_Exercise objective_
Each record has to be returned exactly as it appears.

*** Opening of Information shown ***

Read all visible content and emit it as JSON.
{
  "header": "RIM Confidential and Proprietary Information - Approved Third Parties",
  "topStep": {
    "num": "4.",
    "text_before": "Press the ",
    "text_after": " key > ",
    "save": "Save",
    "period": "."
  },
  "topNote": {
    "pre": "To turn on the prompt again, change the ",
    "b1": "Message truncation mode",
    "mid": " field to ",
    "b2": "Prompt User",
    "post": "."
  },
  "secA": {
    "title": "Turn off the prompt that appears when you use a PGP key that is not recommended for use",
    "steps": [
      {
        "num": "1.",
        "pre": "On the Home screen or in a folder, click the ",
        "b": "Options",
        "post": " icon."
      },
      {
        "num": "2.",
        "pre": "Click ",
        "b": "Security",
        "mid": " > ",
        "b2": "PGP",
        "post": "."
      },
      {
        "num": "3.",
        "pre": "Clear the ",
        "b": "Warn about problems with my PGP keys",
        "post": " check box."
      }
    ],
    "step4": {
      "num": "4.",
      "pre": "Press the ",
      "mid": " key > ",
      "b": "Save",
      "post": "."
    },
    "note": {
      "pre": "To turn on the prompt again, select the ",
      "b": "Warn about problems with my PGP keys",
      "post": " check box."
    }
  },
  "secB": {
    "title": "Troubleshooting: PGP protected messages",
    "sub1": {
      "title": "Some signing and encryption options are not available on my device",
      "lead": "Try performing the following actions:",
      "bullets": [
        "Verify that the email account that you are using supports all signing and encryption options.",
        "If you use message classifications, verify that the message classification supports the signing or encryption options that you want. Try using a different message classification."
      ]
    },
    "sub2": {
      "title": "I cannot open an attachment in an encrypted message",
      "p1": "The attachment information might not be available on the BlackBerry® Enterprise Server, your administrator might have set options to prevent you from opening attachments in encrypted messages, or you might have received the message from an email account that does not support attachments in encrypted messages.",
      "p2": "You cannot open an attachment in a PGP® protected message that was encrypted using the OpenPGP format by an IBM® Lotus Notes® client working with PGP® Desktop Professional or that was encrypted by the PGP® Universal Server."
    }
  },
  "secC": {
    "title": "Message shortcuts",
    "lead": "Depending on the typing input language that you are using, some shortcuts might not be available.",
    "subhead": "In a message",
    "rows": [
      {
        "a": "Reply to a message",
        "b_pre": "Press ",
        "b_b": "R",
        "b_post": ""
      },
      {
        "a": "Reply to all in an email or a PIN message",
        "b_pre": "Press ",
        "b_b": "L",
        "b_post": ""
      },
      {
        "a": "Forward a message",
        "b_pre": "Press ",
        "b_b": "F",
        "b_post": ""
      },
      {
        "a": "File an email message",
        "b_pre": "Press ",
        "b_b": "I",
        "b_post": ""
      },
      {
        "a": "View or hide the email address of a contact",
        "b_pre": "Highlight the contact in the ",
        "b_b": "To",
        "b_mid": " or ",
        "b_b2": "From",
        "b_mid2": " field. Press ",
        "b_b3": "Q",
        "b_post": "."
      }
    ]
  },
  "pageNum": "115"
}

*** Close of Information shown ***

_Finished exercise_
Read all visible content and emit it as JSON.
{
  "header": "RIM Confidential and Proprietary Information - Approved Third Parties",
  "topStep": {
    "num": "4.",
    "text_before": "Press the ",
    "text_after": " key > ",
    "save": "Save",
    "period": "."
  },
  "topNote": {
    "pre": "To turn on the prompt again, change the ",
    "b1": "Message truncation mode",
    "mid": " field to ",
    "b2": "Prompt User",
    "post": "."
  },
  "secA": {
    "title": "Turn off the prompt that appears when you use a PGP key that is not recommended for use",
    "steps": [
      {
        "num": "1.",
        "pre": "On the Home screen or in a folder, click the ",
        "b": "Options",
        "post": " icon."
      },
      {
        "num": "2.",
        "pre": "Click ",
        "b": "Security",
        "mid": " > ",
        "b2": "PGP",
        "post": "."
      },
      {
        "num": "3.",
        "pre": "Clear the ",
        "b": "Warn about problems with my PGP keys",
        "post": " check box."
      }
    ],
    "step4": {
      "num": "4.",
      "pre": "Press the ",
      "mid": " key > ",
      "b": "Save",
      "post": "."
    },
    "note": {
      "pre": "To turn on the prompt again, select the ",
      "b": "Warn about problems with my PGP keys",
      "post": " check box."
    }
  },
  "secB": {
    "title": "Troubleshooting: PGP protected messages",
    "sub1": {
      "title": "Some signing and encryption options are not available on my device",
      "lead": "Try performing the following actions:",
      "bullets": [
        "Verify that the email account that you are using supports all signing and encryption options.",
        "If you use message classifications, verify that the message classification supports the signing or encryption options that you want. Try using a different message classification."
      ]
    },
    "sub2": {
      "title": "I cannot open an attachment in an encrypted message",
      "p1": "The attachment information might not be available on the BlackBerry® Enterprise Server, your administrator might have set options to prevent you from opening attachments in encrypted messages, or you might have received the message from an email account that does not support attachments in encrypted messages.",
      "p2": "You cannot open an attachment in a PGP® protected message that was encrypted using the OpenPGP format by an IBM® Lotus Notes® client working with PGP® Desktop Professional or that was encrypted by the PGP® Universal Server."
    }
  },
  "secC": {
    "title": "Message shortcuts",
    "lead": "Depending on the typing input language that you are using, some shortcuts might not be available.",
    "subhead": "In a message",
    "rows": [
      {
        "a": "Reply to a message",
        "b_pre": "Press ",
        "b_b": "R",
        "b_post": ""
      },
      {
        "a": "Reply to all in an email or a PIN message",
        "b_pre": "Press ",
        "b_b": "L",
        "b_post": ""
      },
      {
        "a": "Forward a message",
        "b_pre": "Press ",
        "b_b": "F",
        "b_post": ""
      },
      {
        "a": "File an email message",
        "b_pre": "Press ",
        "b_b": "I",
        "b_post": ""
      },
      {
        "a": "View or hide the email address of a contact",
        "b_pre": "Highlight the contact in the ",
        "b_b": "To",
        "b_mid": " or ",
        "b_b2": "From",
        "b_mid2": " field. Press ",
        "b_b3": "Q",
        "b_post": "."
      }
    ]
  },
  "pageNum": "115"
}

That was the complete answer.